  • There are many reasons an employee might have body odor, some of which may be medical.
  • Medical conditions for body odor might fall under the Americans with Disabilities Act.

The presence of an employee with an offensive body odor is a surprisingly common occurrence in the workplace, and the matter should be handled with sensitivity. First, address the problem in private. Employers should tell the employee it has come to their attention that the employee emits a strong odor. The employee may or may not be aware of it. Ask if the employee can come up with solutions to the problem and go over some possibilities together.

While it’s usually assumed an odor is caused by poor hygiene, that’s not always the case. For example, it could be:

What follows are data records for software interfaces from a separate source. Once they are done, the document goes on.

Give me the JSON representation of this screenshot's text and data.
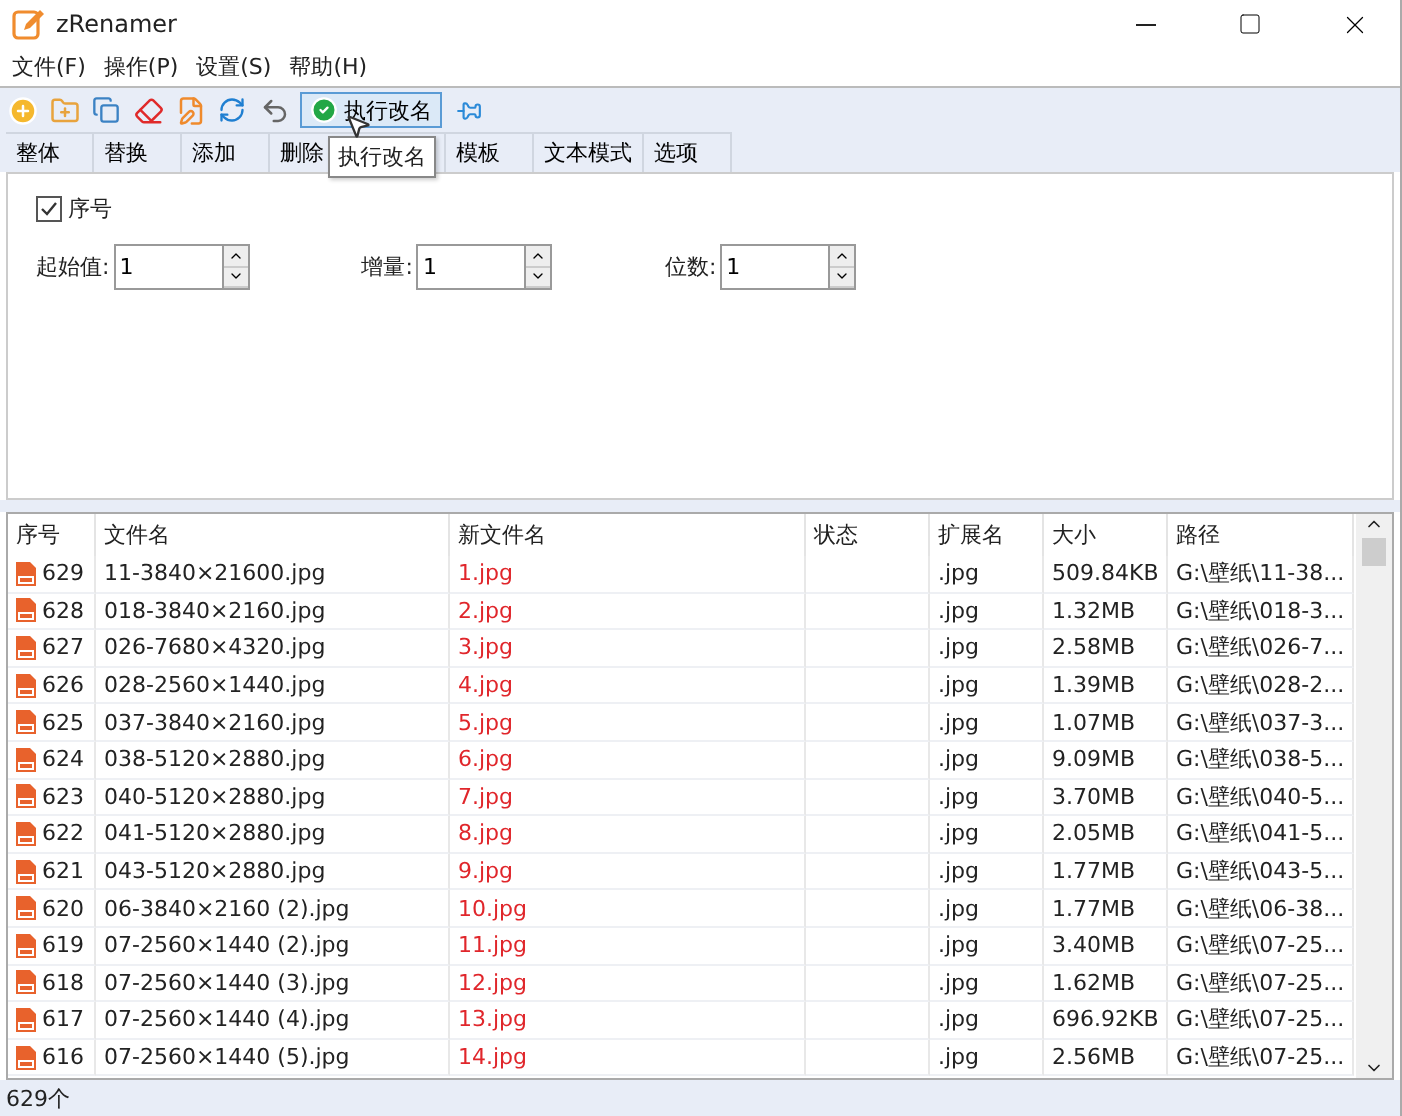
{
  "window": {
    "title": "zRenamer"
  },
  "menu": [
    "文件(F)",
    "操作(P)",
    "设置(S)",
    "帮助(H)"
  ],
  "toolbar": {
    "run_button": "执行改名",
    "tooltip": "执行改名"
  },
  "tabs": [
    {
      "label": "整体",
      "kind": "tab"
    },
    {
      "label": "替换",
      "kind": "tab"
    },
    {
      "label": "添加",
      "kind": "tab"
    },
    {
      "label": "删除",
      "kind": "tab"
    },
    {
      "kind": "covered"
    },
    {
      "label": "模板",
      "kind": "tab"
    },
    {
      "label": "文本模式",
      "kind": "tab"
    },
    {
      "label": "选项",
      "kind": "tab"
    }
  ],
  "panel": {
    "checkbox": {
      "label": "序号",
      "checked": true
    },
    "fields": [
      {
        "label": "起始值:",
        "value": "1"
      },
      {
        "label": "增量:",
        "value": "1"
      },
      {
        "label": "位数:",
        "value": "1"
      }
    ]
  },
  "table": {
    "columns": [
      "序号",
      "文件名",
      "新文件名",
      "状态",
      "扩展名",
      "大小",
      "路径"
    ],
    "rows": [
      [
        "629",
        "11-3840×21600.jpg",
        "1.jpg",
        "",
        ".jpg",
        "509.84KB",
        "G:\\壁纸\\11-38..."
      ],
      [
        "628",
        "018-3840×2160.jpg",
        "2.jpg",
        "",
        ".jpg",
        "1.32MB",
        "G:\\壁纸\\018-3..."
      ],
      [
        "627",
        "026-7680×4320.jpg",
        "3.jpg",
        "",
        ".jpg",
        "2.58MB",
        "G:\\壁纸\\026-7..."
      ],
      [
        "626",
        "028-2560×1440.jpg",
        "4.jpg",
        "",
        ".jpg",
        "1.39MB",
        "G:\\壁纸\\028-2..."
      ],
      [
        "625",
        "037-3840×2160.jpg",
        "5.jpg",
        "",
        ".jpg",
        "1.07MB",
        "G:\\壁纸\\037-3..."
      ],
      [
        "624",
        "038-5120×2880.jpg",
        "6.jpg",
        "",
        ".jpg",
        "9.09MB",
        "G:\\壁纸\\038-5..."
      ],
      [
        "623",
        "040-5120×2880.jpg",
        "7.jpg",
        "",
        ".jpg",
        "3.70MB",
        "G:\\壁纸\\040-5..."
      ],
      [
        "622",
        "041-5120×2880.jpg",
        "8.jpg",
        "",
        ".jpg",
        "2.05MB",
        "G:\\壁纸\\041-5..."
      ],
      [
        "621",
        "043-5120×2880.jpg",
        "9.jpg",
        "",
        ".jpg",
        "1.77MB",
        "G:\\壁纸\\043-5..."
      ],
      [
        "620",
        "06-3840×2160 (2).jpg",
        "10.jpg",
        "",
        ".jpg",
        "1.77MB",
        "G:\\壁纸\\06-38..."
      ],
      [
        "619",
        "07-2560×1440 (2).jpg",
        "11.jpg",
        "",
        ".jpg",
        "3.40MB",
        "G:\\壁纸\\07-25..."
      ],
      [
        "618",
        "07-2560×1440 (3).jpg",
        "12.jpg",
        "",
        ".jpg",
        "1.62MB",
        "G:\\壁纸\\07-25..."
      ],
      [
        "617",
        "07-2560×1440 (4).jpg",
        "13.jpg",
        "",
        ".jpg",
        "696.92KB",
        "G:\\壁纸\\07-25..."
      ],
      [
        "616",
        "07-2560×1440 (5).jpg",
        "14.jpg",
        "",
        ".jpg",
        "2.56MB",
        "G:\\壁纸\\07-25..."
      ]
    ]
  },
  "status_bar": "629个"
}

  • Diet related
  • A product reacting badly with a person’s chemical makeup
  • A reaction to medication

There may be easy remedies, depending on the nature of the problem. If it is a case of a product interacting with a person’s body chemistry to produce an unwanted odor, the solution may be as simple as switching to a different soap or laundry detergent. It may be something in the person’s diet, like an overabundance of garlic. Or it could be a personal hygiene issue, such as infrequent bathing. If necessary, remind the employee of the company’s dress code or personal grooming policy.

If there appears to be no easy solution, suggest that the individual see a doctor for any potential causes, then check back with the employee in a few weeks. It is a trickier situation if it is related to a medical issue. For example, an odor may be caused by a colostomy bag or certain medical conditions, such as:

  • Gastrointestinal disorders
  • Diabetes
  • Urinary tract infections
  • Kidney or liver failure

Tread cautiously, because the condition may be a disability and fall under the Americans with Disabilities Act, which may require making an accommodation and cannot be discriminated against.

Some employees may not bathe or may eat different foods during certain religious holidays. If an odor is due to a religious practice, an employer has an obligation to accommodate the employee, so long as it does not unduly interfere with other employees’ rights or with the legitimate needs of the business.

Whatever the case, express the desire to simply make sure the employee is well. The key is to show respect and compassion. As embarrassing as this conversation is for a manager or HR representative, it’s doubly so for employees, so try to minimize their embarrassment as much as possible. It’s also best to keep the discussion as confidential as possible. Simply monitor the situation or discuss it with the employee privately in a couple of weeks to see if any progress has been made.